Generally speaking, electricity is generated at power plants operated by power companies. Electricity from a power plant passes through the power lines of transmission towers, also called pylons, then the voltage is decreased, or stepped-down, at transformer substations before being used to power factories and our homes.
The transmission lines that transmit electricity are usually in the form of overhead power lines. The standard and most common structure is the double circuit transmission line which is characterized by having two independent circuits aligned vertically on either side of the structure with each circuit made up of three sets of lines for a total of six transmission lines.
As the figure illustrates, double circuit transmission lines have an equal number of lines on each side. Rather than sending a “different” kind of electricity, each side sends the “same” electricity. There is a simple reason for this: reliability.
This mechanism enables one side to continue sending power even if an accident occurs where transmission is impossible due to damage caused by a natural disaster, a bird or other wildlife, or by human error. In other words, using two circuits to transmit power increases reliability with aim of preventing prolonged, wide-scale power outages.

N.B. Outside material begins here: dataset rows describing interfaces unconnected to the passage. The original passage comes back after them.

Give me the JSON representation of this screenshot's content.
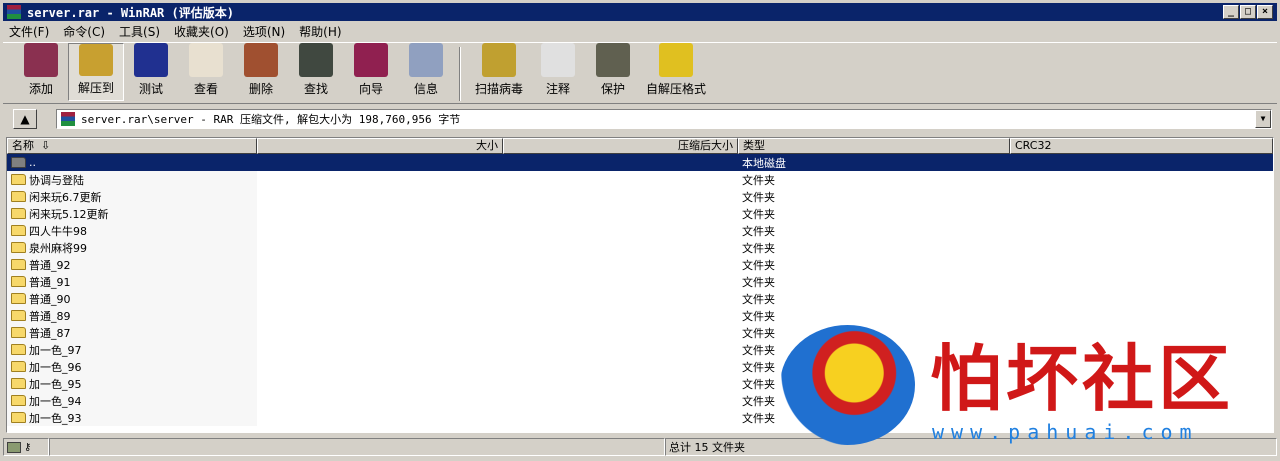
{
  "window": {
    "title": "server.rar - WinRAR (评估版本)",
    "min": "_",
    "max": "□",
    "close": "×"
  },
  "menu": [
    "文件(F)",
    "命令(C)",
    "工具(S)",
    "收藏夹(O)",
    "选项(N)",
    "帮助(H)"
  ],
  "toolbar": [
    {
      "label": "添加",
      "icon": "add-icon",
      "color": "#8a3050"
    },
    {
      "label": "解压到",
      "icon": "extract-icon",
      "color": "#c8a030",
      "pressed": true
    },
    {
      "label": "测试",
      "icon": "test-icon",
      "color": "#203090"
    },
    {
      "label": "查看",
      "icon": "view-icon",
      "color": "#e8e0d0"
    },
    {
      "label": "删除",
      "icon": "delete-icon",
      "color": "#a05030"
    },
    {
      "label": "查找",
      "icon": "find-icon",
      "color": "#404840"
    },
    {
      "label": "向导",
      "icon": "wizard-icon",
      "color": "#902050"
    },
    {
      "label": "信息",
      "icon": "info-icon",
      "color": "#90a0c0"
    },
    {
      "label": "扫描病毒",
      "icon": "virus-scan-icon",
      "color": "#c0a030",
      "sep": true
    },
    {
      "label": "注释",
      "icon": "comment-icon",
      "color": "#e0e0e0"
    },
    {
      "label": "保护",
      "icon": "protect-icon",
      "color": "#606050"
    },
    {
      "label": "自解压格式",
      "icon": "sfx-icon",
      "color": "#e0c020"
    }
  ],
  "address": {
    "path": "server.rar\\server - RAR 压缩文件, 解包大小为 198,760,956 字节"
  },
  "columns": {
    "name": "名称",
    "size": "大小",
    "packed": "压缩后大小",
    "type": "类型",
    "crc": "CRC32",
    "sort_arrow": "⇩"
  },
  "rows": [
    {
      "name": "..",
      "type": "本地磁盘",
      "selected": true
    },
    {
      "name": "协调与登陆",
      "type": "文件夹"
    },
    {
      "name": "闲来玩6.7更新",
      "type": "文件夹"
    },
    {
      "name": "闲来玩5.12更新",
      "type": "文件夹"
    },
    {
      "name": "四人牛牛98",
      "type": "文件夹"
    },
    {
      "name": "泉州麻将99",
      "type": "文件夹"
    },
    {
      "name": "普通_92",
      "type": "文件夹"
    },
    {
      "name": "普通_91",
      "type": "文件夹"
    },
    {
      "name": "普通_90",
      "type": "文件夹"
    },
    {
      "name": "普通_89",
      "type": "文件夹"
    },
    {
      "name": "普通_87",
      "type": "文件夹"
    },
    {
      "name": "加一色_97",
      "type": "文件夹"
    },
    {
      "name": "加一色_96",
      "type": "文件夹"
    },
    {
      "name": "加一色_95",
      "type": "文件夹"
    },
    {
      "name": "加一色_94",
      "type": "文件夹"
    },
    {
      "name": "加一色_93",
      "type": "文件夹"
    }
  ],
  "status": {
    "total": "总计 15 文件夹"
  },
  "watermark": {
    "name": "怕坏社区",
    "url": "www.pahuai.com"
  }
}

Also if you look carefully, you can see that there is an electric wire at in the highest part of the tower. This electric wire is called an optical ground wire, and it is not for conveying electricity, but it serves as an arrester to attract lightning. It minimizes the likelihood of direct lightning strikes to the transmission lines.
Electric utilities make various efforts to increase the reliability of power transmission, but still, power outages occur. In the next session, we’ll introduce some types of power outages—some of which may surprise you!